### Items from an interface collection

------------

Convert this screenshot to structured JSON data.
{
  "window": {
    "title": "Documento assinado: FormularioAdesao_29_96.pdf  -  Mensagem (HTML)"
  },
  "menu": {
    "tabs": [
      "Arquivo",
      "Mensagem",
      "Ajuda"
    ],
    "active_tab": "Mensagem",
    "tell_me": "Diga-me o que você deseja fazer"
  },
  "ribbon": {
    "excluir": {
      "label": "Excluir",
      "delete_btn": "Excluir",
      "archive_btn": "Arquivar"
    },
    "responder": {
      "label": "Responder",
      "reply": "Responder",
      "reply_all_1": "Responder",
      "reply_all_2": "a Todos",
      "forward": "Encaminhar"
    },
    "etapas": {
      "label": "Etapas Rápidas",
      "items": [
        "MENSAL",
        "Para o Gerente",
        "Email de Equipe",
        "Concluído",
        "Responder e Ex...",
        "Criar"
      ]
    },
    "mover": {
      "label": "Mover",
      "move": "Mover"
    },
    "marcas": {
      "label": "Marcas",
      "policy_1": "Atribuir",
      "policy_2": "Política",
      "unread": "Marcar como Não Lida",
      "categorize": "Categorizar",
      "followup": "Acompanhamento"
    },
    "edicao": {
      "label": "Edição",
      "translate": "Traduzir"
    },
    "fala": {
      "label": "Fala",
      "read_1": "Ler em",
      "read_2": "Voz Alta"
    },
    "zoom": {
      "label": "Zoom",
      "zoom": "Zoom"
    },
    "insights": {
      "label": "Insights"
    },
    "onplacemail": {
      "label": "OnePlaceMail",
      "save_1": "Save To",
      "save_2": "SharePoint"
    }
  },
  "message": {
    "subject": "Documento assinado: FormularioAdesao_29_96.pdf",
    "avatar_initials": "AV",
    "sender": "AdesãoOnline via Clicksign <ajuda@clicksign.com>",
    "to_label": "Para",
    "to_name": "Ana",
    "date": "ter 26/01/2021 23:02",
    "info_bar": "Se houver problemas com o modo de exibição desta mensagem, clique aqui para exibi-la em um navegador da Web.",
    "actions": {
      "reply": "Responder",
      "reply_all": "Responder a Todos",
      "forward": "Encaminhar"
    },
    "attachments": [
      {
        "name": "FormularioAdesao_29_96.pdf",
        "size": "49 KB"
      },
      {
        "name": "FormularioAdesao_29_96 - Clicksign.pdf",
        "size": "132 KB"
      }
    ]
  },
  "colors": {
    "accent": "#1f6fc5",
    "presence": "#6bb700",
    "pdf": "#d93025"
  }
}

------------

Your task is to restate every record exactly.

### OUTPUT FOR THIS TASK
Convert this screenshot to structured JSON data.
{
  "window": {
    "title": "Documento assinado: FormularioAdesao_29_96.pdf  -  Mensagem (HTML)"
  },
  "menu": {
    "tabs": [
      "Arquivo",
      "Mensagem",
      "Ajuda"
    ],
    "active_tab": "Mensagem",
    "tell_me": "Diga-me o que você deseja fazer"
  },
  "ribbon": {
    "excluir": {
      "label": "Excluir",
      "delete_btn": "Excluir",
      "archive_btn": "Arquivar"
    },
    "responder": {
      "label": "Responder",
      "reply": "Responder",
      "reply_all_1": "Responder",
      "reply_all_2": "a Todos",
      "forward": "Encaminhar"
    },
    "etapas": {
      "label": "Etapas Rápidas",
      "items": [
        "MENSAL",
        "Para o Gerente",
        "Email de Equipe",
        "Concluído",
        "Responder e Ex...",
        "Criar"
      ]
    },
    "mover": {
      "label": "Mover",
      "move": "Mover"
    },
    "marcas": {
      "label": "Marcas",
      "policy_1": "Atribuir",
      "policy_2": "Política",
      "unread": "Marcar como Não Lida",
      "categorize": "Categorizar",
      "followup": "Acompanhamento"
    },
    "edicao": {
      "label": "Edição",
      "translate": "Traduzir"
    },
    "fala": {
      "label": "Fala",
      "read_1": "Ler em",
      "read_2": "Voz Alta"
    },
    "zoom": {
      "label": "Zoom",
      "zoom": "Zoom"
    },
    "insights": {
      "label": "Insights"
    },
    "onplacemail": {
      "label": "OnePlaceMail",
      "save_1": "Save To",
      "save_2": "SharePoint"
    }
  },
  "message": {
    "subject": "Documento assinado: FormularioAdesao_29_96.pdf",
    "avatar_initials": "AV",
    "sender": "AdesãoOnline via Clicksign <ajuda@clicksign.com>",
    "to_label": "Para",
    "to_name": "Ana",
    "date": "ter 26/01/2021 23:02",
    "info_bar": "Se houver problemas com o modo de exibição desta mensagem, clique aqui para exibi-la em um navegador da Web.",
    "actions": {
      "reply": "Responder",
      "reply_all": "Responder a Todos",
      "forward": "Encaminhar"
    },
    "attachments": [
      {
        "name": "FormularioAdesao_29_96.pdf",
        "size": "49 KB"
      },
      {
        "name": "FormularioAdesao_29_96 - Clicksign.pdf",
        "size": "132 KB"
      }
    ]
  },
  "colors": {
    "accent": "#1f6fc5",
    "presence": "#6bb700",
    "pdf": "#d93025"
  }
}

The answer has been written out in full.